## Required action
Return, from the data below, each line that contains the word "Spawner".

Data records for software interfaces:
- - -
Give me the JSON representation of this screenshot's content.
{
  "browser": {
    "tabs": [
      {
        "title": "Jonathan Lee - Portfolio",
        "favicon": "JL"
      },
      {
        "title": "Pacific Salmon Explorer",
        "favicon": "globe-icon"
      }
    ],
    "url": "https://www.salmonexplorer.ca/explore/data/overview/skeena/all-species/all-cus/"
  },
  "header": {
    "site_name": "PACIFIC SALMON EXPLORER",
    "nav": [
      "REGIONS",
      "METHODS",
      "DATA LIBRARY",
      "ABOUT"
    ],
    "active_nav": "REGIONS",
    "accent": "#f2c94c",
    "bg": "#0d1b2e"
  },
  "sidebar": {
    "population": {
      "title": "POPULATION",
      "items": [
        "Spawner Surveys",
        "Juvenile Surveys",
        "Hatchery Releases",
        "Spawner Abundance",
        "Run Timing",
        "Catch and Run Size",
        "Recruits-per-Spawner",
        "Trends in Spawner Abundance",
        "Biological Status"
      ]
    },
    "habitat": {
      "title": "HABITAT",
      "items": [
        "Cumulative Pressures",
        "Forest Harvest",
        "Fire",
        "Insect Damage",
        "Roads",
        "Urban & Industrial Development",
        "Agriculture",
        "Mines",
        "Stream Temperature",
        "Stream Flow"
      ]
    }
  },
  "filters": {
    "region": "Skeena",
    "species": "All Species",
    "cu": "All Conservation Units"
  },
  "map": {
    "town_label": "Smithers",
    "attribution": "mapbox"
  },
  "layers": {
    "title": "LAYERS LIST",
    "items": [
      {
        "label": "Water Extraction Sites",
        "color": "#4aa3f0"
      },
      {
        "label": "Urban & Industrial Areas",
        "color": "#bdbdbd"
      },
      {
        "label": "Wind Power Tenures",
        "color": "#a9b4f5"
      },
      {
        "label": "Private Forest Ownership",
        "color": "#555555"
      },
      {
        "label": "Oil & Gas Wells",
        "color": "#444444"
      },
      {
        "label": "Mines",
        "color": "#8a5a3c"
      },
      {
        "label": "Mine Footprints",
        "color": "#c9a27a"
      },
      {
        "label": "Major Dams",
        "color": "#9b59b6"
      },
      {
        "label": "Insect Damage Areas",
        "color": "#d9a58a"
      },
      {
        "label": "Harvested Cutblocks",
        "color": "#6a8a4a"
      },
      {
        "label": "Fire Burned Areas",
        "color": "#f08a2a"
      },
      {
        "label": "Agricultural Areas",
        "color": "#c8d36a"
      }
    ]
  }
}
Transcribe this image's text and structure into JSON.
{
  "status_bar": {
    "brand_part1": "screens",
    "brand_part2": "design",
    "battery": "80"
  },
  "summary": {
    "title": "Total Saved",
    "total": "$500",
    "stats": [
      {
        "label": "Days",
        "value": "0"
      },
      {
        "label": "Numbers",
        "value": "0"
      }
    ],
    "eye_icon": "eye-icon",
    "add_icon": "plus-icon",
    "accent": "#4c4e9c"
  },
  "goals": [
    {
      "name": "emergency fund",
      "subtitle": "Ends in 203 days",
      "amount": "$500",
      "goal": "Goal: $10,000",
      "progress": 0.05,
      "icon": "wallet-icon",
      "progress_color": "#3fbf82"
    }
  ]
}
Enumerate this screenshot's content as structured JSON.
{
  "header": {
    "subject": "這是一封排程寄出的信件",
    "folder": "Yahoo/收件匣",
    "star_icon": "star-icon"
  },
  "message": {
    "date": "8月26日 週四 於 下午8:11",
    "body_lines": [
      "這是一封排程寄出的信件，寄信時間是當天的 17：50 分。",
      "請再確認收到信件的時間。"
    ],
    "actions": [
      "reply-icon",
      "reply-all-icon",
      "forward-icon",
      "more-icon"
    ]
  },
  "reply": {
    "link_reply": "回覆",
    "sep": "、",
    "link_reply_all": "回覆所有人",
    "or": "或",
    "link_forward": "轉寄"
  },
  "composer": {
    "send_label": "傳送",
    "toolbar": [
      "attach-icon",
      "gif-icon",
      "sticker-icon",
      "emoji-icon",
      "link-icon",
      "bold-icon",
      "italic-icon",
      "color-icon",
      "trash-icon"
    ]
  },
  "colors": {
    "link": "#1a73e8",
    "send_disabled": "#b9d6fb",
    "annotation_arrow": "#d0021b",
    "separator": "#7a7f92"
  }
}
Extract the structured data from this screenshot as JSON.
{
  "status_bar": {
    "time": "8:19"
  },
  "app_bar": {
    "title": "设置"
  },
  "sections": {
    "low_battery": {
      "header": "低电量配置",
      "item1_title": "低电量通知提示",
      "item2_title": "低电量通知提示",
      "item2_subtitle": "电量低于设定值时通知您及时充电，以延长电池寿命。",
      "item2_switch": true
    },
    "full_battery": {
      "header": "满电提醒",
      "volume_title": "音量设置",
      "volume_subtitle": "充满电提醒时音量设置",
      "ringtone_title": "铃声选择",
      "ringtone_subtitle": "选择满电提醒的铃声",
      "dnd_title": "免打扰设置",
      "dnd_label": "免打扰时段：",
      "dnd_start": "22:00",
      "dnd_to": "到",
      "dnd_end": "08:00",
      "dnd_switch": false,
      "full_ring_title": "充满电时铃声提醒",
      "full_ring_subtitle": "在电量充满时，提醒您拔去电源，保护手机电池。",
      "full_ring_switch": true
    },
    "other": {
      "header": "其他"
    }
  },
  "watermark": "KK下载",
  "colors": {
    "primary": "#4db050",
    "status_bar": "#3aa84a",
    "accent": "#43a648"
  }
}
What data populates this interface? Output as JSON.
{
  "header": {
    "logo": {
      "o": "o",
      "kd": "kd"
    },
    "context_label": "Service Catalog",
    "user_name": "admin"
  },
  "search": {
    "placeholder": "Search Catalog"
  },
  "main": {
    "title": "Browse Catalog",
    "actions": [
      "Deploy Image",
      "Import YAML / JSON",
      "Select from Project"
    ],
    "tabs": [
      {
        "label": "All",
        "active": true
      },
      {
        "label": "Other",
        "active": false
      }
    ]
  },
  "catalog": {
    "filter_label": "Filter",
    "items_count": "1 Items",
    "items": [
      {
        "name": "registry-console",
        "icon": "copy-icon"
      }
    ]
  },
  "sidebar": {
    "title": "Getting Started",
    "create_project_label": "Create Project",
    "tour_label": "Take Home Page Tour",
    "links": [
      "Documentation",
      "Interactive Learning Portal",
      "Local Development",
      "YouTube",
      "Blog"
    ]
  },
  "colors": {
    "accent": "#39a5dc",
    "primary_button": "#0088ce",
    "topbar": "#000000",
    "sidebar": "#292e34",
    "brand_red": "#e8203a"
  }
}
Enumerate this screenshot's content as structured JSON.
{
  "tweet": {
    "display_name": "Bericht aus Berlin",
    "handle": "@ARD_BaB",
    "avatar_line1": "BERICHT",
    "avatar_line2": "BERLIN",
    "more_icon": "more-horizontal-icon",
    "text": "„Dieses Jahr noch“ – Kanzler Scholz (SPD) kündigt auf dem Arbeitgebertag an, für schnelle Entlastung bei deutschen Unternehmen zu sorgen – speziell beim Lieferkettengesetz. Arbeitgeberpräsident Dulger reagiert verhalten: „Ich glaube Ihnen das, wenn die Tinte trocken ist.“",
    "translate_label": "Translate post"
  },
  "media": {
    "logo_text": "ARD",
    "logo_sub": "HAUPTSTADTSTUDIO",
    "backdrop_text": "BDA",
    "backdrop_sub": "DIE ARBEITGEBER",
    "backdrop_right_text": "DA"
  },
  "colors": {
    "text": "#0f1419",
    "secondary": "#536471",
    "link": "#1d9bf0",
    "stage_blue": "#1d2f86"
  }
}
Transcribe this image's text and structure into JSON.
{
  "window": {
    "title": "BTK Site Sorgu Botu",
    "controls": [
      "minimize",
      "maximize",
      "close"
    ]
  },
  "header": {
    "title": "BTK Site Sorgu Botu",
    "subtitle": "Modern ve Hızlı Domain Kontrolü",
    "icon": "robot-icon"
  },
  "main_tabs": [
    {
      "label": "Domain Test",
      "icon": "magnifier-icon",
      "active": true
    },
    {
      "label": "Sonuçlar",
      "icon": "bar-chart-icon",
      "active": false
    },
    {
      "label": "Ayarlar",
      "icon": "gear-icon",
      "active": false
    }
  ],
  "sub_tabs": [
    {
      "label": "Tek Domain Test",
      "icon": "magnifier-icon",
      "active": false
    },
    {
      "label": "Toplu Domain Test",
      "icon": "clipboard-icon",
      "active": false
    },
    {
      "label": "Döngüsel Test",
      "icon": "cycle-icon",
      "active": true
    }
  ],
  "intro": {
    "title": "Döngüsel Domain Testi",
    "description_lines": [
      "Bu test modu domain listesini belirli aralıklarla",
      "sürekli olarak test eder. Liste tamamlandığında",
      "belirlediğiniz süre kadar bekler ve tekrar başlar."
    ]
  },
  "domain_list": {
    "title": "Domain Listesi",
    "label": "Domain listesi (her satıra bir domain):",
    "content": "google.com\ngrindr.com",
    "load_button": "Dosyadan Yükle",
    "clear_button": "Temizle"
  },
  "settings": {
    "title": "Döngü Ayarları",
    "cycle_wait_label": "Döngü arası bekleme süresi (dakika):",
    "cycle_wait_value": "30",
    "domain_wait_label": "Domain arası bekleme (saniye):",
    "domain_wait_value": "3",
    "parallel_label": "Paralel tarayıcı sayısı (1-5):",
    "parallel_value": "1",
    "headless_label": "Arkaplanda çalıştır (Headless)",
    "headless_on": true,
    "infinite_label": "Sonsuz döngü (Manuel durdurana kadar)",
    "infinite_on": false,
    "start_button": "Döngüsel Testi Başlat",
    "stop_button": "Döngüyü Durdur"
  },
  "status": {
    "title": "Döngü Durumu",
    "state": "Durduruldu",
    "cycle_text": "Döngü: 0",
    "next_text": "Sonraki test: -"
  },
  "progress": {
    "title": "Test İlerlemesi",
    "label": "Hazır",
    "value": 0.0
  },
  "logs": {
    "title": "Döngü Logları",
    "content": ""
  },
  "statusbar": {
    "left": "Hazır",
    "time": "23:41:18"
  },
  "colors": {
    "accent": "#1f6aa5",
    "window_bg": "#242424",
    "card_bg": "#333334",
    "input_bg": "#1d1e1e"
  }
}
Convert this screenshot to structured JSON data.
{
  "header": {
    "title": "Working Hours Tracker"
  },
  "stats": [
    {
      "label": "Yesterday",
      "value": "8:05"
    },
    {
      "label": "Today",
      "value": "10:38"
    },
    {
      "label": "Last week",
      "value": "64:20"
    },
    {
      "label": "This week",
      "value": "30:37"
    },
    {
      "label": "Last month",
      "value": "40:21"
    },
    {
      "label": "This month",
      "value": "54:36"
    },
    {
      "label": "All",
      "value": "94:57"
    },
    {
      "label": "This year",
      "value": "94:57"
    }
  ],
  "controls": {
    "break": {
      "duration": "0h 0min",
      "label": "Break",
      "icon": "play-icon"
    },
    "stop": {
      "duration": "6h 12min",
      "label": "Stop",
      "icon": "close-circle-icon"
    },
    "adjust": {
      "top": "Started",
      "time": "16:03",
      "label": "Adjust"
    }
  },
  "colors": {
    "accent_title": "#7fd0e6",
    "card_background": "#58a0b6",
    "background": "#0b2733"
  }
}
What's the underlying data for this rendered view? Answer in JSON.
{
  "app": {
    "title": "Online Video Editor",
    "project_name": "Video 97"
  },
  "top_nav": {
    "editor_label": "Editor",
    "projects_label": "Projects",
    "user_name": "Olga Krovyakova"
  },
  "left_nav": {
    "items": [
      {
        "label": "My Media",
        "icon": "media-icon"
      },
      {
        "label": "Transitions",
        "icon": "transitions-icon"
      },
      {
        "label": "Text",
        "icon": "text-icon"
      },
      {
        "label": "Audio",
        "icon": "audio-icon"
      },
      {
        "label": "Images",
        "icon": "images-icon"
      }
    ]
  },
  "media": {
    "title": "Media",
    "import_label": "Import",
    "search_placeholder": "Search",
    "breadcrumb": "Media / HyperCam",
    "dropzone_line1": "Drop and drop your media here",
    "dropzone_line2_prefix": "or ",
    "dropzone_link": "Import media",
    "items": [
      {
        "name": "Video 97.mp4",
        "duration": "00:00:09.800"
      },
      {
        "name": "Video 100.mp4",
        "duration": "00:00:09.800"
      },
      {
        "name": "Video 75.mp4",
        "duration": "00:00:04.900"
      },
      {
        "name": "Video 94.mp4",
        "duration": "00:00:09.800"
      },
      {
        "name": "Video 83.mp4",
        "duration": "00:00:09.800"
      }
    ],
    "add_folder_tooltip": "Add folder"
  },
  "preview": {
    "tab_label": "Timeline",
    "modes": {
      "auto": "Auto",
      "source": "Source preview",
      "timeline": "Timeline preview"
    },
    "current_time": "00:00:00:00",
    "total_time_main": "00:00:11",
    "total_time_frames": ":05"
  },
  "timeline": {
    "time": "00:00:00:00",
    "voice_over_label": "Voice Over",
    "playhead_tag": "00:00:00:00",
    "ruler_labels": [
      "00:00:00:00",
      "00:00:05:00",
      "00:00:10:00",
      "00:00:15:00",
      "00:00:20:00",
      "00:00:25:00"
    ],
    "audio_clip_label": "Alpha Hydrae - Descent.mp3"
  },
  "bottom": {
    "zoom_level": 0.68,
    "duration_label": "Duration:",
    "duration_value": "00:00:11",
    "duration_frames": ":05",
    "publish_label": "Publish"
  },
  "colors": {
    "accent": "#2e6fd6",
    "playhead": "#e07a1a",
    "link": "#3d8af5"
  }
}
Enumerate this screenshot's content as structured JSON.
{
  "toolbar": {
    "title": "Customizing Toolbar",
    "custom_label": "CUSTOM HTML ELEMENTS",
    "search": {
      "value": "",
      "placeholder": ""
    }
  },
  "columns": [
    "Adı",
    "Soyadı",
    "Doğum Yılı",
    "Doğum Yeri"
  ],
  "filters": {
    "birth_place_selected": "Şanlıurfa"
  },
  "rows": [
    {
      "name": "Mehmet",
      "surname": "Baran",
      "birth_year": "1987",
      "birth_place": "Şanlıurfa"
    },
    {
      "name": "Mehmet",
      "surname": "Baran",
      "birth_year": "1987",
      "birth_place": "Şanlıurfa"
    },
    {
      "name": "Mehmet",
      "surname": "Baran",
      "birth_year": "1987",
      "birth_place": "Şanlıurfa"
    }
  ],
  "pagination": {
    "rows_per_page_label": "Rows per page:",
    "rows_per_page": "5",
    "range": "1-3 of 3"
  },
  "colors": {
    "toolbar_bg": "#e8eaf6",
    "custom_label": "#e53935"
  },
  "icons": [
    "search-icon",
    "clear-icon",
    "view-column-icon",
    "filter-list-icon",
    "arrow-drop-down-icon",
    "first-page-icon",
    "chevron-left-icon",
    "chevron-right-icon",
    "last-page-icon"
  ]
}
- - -
## Task answer
        "Spawner Surveys",
        "Spawner Abundance",
        "Recruits-per-Spawner",
        "Trends in Spawner Abundance",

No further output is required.